Extracted information -
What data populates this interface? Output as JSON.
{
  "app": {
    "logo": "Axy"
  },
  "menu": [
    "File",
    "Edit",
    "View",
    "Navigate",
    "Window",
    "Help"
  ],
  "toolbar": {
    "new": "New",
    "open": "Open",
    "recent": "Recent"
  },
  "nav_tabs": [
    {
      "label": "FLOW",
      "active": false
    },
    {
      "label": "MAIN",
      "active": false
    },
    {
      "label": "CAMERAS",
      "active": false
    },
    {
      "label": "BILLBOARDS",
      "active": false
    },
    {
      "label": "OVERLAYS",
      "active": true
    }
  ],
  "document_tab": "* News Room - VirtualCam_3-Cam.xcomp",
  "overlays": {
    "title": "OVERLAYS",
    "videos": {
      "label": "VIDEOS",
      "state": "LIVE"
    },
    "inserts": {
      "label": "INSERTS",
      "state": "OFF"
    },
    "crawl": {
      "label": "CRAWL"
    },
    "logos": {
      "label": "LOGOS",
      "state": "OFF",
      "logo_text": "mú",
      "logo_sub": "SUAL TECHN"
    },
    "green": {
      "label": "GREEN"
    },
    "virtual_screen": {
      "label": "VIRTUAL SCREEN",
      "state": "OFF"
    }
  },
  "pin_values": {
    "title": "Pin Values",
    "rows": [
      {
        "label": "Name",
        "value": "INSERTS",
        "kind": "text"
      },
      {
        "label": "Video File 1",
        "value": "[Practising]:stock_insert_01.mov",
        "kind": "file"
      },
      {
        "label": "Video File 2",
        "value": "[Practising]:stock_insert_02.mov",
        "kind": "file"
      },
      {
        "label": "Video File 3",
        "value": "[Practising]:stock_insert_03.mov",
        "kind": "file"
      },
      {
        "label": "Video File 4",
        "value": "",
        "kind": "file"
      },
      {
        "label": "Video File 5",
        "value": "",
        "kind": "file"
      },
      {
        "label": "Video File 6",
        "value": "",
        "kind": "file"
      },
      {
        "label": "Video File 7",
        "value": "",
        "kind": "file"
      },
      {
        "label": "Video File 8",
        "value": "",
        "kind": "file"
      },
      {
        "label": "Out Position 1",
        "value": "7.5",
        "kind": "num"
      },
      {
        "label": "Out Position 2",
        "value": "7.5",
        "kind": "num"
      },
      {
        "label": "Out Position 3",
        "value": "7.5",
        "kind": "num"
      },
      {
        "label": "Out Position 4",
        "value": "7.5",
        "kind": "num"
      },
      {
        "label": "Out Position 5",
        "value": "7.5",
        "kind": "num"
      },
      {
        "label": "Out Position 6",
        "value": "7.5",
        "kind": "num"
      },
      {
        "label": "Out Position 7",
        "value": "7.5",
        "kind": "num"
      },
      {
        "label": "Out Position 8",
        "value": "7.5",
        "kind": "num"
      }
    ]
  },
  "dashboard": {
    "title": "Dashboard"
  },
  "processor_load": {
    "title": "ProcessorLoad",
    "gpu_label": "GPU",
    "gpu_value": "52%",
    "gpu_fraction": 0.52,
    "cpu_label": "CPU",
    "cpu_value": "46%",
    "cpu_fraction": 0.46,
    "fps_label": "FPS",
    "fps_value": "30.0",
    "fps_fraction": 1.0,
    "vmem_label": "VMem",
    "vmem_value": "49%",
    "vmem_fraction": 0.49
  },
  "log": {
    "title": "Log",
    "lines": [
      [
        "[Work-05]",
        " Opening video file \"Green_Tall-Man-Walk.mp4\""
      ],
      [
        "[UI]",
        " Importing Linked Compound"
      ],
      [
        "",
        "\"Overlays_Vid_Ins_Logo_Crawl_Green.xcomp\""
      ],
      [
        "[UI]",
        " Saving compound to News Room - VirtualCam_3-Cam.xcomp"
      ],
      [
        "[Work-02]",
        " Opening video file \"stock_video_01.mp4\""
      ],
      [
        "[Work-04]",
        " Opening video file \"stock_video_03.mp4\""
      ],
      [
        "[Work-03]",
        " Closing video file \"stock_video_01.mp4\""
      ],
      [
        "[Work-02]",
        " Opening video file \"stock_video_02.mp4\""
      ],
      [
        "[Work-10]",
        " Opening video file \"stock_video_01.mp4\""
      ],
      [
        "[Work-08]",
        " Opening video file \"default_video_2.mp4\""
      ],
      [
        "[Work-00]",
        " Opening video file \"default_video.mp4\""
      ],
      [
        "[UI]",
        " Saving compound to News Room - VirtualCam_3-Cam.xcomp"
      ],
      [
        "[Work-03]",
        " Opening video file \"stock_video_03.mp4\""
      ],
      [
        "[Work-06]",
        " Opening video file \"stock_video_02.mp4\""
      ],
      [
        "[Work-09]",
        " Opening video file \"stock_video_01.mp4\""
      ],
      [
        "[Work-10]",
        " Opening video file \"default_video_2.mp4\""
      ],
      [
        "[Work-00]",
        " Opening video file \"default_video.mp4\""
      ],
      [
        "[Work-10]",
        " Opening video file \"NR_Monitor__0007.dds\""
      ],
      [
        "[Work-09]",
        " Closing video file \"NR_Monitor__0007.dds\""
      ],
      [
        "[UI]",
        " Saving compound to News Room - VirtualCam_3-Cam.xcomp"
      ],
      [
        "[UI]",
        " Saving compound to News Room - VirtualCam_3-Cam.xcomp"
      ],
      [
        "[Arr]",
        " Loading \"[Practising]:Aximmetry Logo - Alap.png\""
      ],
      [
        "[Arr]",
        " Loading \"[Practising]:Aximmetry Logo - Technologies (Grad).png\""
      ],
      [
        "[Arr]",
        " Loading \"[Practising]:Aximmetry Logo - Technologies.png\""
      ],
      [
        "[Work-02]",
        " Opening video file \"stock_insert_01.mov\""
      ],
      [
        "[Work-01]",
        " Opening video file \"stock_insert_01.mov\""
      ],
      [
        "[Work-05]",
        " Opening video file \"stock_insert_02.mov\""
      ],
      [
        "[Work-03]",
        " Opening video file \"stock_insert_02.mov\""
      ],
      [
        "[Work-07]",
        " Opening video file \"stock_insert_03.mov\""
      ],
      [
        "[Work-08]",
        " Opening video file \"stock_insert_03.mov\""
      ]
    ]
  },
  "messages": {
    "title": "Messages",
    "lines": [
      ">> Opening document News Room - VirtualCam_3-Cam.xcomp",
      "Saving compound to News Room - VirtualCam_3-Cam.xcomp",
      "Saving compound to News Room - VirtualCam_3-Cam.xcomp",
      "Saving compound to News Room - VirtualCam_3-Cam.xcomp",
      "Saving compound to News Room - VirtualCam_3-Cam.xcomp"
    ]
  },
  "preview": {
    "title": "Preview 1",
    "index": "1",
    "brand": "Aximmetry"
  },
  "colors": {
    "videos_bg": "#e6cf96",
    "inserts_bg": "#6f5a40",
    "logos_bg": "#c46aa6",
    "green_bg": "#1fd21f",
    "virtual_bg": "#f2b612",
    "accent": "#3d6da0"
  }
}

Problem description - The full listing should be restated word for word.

Your solution -
What data populates this interface? Output as JSON.
{
  "app": {
    "logo": "Axy"
  },
  "menu": [
    "File",
    "Edit",
    "View",
    "Navigate",
    "Window",
    "Help"
  ],
  "toolbar": {
    "new": "New",
    "open": "Open",
    "recent": "Recent"
  },
  "nav_tabs": [
    {
      "label": "FLOW",
      "active": false
    },
    {
      "label": "MAIN",
      "active": false
    },
    {
      "label": "CAMERAS",
      "active": false
    },
    {
      "label": "BILLBOARDS",
      "active": false
    },
    {
      "label": "OVERLAYS",
      "active": true
    }
  ],
  "document_tab": "* News Room - VirtualCam_3-Cam.xcomp",
  "overlays": {
    "title": "OVERLAYS",
    "videos": {
      "label": "VIDEOS",
      "state": "LIVE"
    },
    "inserts": {
      "label": "INSERTS",
      "state": "OFF"
    },
    "crawl": {
      "label": "CRAWL"
    },
    "logos": {
      "label": "LOGOS",
      "state": "OFF",
      "logo_text": "mú",
      "logo_sub": "SUAL TECHN"
    },
    "green": {
      "label": "GREEN"
    },
    "virtual_screen": {
      "label": "VIRTUAL SCREEN",
      "state": "OFF"
    }
  },
  "pin_values": {
    "title": "Pin Values",
    "rows": [
      {
        "label": "Name",
        "value": "INSERTS",
        "kind": "text"
      },
      {
        "label": "Video File 1",
        "value": "[Practising]:stock_insert_01.mov",
        "kind": "file"
      },
      {
        "label": "Video File 2",
        "value": "[Practising]:stock_insert_02.mov",
        "kind": "file"
      },
      {
        "label": "Video File 3",
        "value": "[Practising]:stock_insert_03.mov",
        "kind": "file"
      },
      {
        "label": "Video File 4",
        "value": "",
        "kind": "file"
      },
      {
        "label": "Video File 5",
        "value": "",
        "kind": "file"
      },
      {
        "label": "Video File 6",
        "value": "",
        "kind": "file"
      },
      {
        "label": "Video File 7",
        "value": "",
        "kind": "file"
      },
      {
        "label": "Video File 8",
        "value": "",
        "kind": "file"
      },
      {
        "label": "Out Position 1",
        "value": "7.5",
        "kind": "num"
      },
      {
        "label": "Out Position 2",
        "value": "7.5",
        "kind": "num"
      },
      {
        "label": "Out Position 3",
        "value": "7.5",
        "kind": "num"
      },
      {
        "label": "Out Position 4",
        "value": "7.5",
        "kind": "num"
      },
      {
        "label": "Out Position 5",
        "value": "7.5",
        "kind": "num"
      },
      {
        "label": "Out Position 6",
        "value": "7.5",
        "kind": "num"
      },
      {
        "label": "Out Position 7",
        "value": "7.5",
        "kind": "num"
      },
      {
        "label": "Out Position 8",
        "value": "7.5",
        "kind": "num"
      }
    ]
  },
  "dashboard": {
    "title": "Dashboard"
  },
  "processor_load": {
    "title": "ProcessorLoad",
    "gpu_label": "GPU",
    "gpu_value": "52%",
    "gpu_fraction": 0.52,
    "cpu_label": "CPU",
    "cpu_value": "46%",
    "cpu_fraction": 0.46,
    "fps_label": "FPS",
    "fps_value": "30.0",
    "fps_fraction": 1.0,
    "vmem_label": "VMem",
    "vmem_value": "49%",
    "vmem_fraction": 0.49
  },
  "log": {
    "title": "Log",
    "lines": [
      [
        "[Work-05]",
        " Opening video file \"Green_Tall-Man-Walk.mp4\""
      ],
      [
        "[UI]",
        " Importing Linked Compound"
      ],
      [
        "",
        "\"Overlays_Vid_Ins_Logo_Crawl_Green.xcomp\""
      ],
      [
        "[UI]",
        " Saving compound to News Room - VirtualCam_3-Cam.xcomp"
      ],
      [
        "[Work-02]",
        " Opening video file \"stock_video_01.mp4\""
      ],
      [
        "[Work-04]",
        " Opening video file \"stock_video_03.mp4\""
      ],
      [
        "[Work-03]",
        " Closing video file \"stock_video_01.mp4\""
      ],
      [
        "[Work-02]",
        " Opening video file \"stock_video_02.mp4\""
      ],
      [
        "[Work-10]",
        " Opening video file \"stock_video_01.mp4\""
      ],
      [
        "[Work-08]",
        " Opening video file \"default_video_2.mp4\""
      ],
      [
        "[Work-00]",
        " Opening video file \"default_video.mp4\""
      ],
      [
        "[UI]",
        " Saving compound to News Room - VirtualCam_3-Cam.xcomp"
      ],
      [
        "[Work-03]",
        " Opening video file \"stock_video_03.mp4\""
      ],
      [
        "[Work-06]",
        " Opening video file \"stock_video_02.mp4\""
      ],
      [
        "[Work-09]",
        " Opening video file \"stock_video_01.mp4\""
      ],
      [
        "[Work-10]",
        " Opening video file \"default_video_2.mp4\""
      ],
      [
        "[Work-00]",
        " Opening video file \"default_video.mp4\""
      ],
      [
        "[Work-10]",
        " Opening video file \"NR_Monitor__0007.dds\""
      ],
      [
        "[Work-09]",
        " Closing video file \"NR_Monitor__0007.dds\""
      ],
      [
        "[UI]",
        " Saving compound to News Room - VirtualCam_3-Cam.xcomp"
      ],
      [
        "[UI]",
        " Saving compound to News Room - VirtualCam_3-Cam.xcomp"
      ],
      [
        "[Arr]",
        " Loading \"[Practising]:Aximmetry Logo - Alap.png\""
      ],
      [
        "[Arr]",
        " Loading \"[Practising]:Aximmetry Logo - Technologies (Grad).png\""
      ],
      [
        "[Arr]",
        " Loading \"[Practising]:Aximmetry Logo - Technologies.png\""
      ],
      [
        "[Work-02]",
        " Opening video file \"stock_insert_01.mov\""
      ],
      [
        "[Work-01]",
        " Opening video file \"stock_insert_01.mov\""
      ],
      [
        "[Work-05]",
        " Opening video file \"stock_insert_02.mov\""
      ],
      [
        "[Work-03]",
        " Opening video file \"stock_insert_02.mov\""
      ],
      [
        "[Work-07]",
        " Opening video file \"stock_insert_03.mov\""
      ],
      [
        "[Work-08]",
        " Opening video file \"stock_insert_03.mov\""
      ]
    ]
  },
  "messages": {
    "title": "Messages",
    "lines": [
      ">> Opening document News Room - VirtualCam_3-Cam.xcomp",
      "Saving compound to News Room - VirtualCam_3-Cam.xcomp",
      "Saving compound to News Room - VirtualCam_3-Cam.xcomp",
      "Saving compound to News Room - VirtualCam_3-Cam.xcomp",
      "Saving compound to News Room - VirtualCam_3-Cam.xcomp"
    ]
  },
  "preview": {
    "title": "Preview 1",
    "index": "1",
    "brand": "Aximmetry"
  },
  "colors": {
    "videos_bg": "#e6cf96",
    "inserts_bg": "#6f5a40",
    "logos_bg": "#c46aa6",
    "green_bg": "#1fd21f",
    "virtual_bg": "#f2b612",
    "accent": "#3d6da0"
  }
}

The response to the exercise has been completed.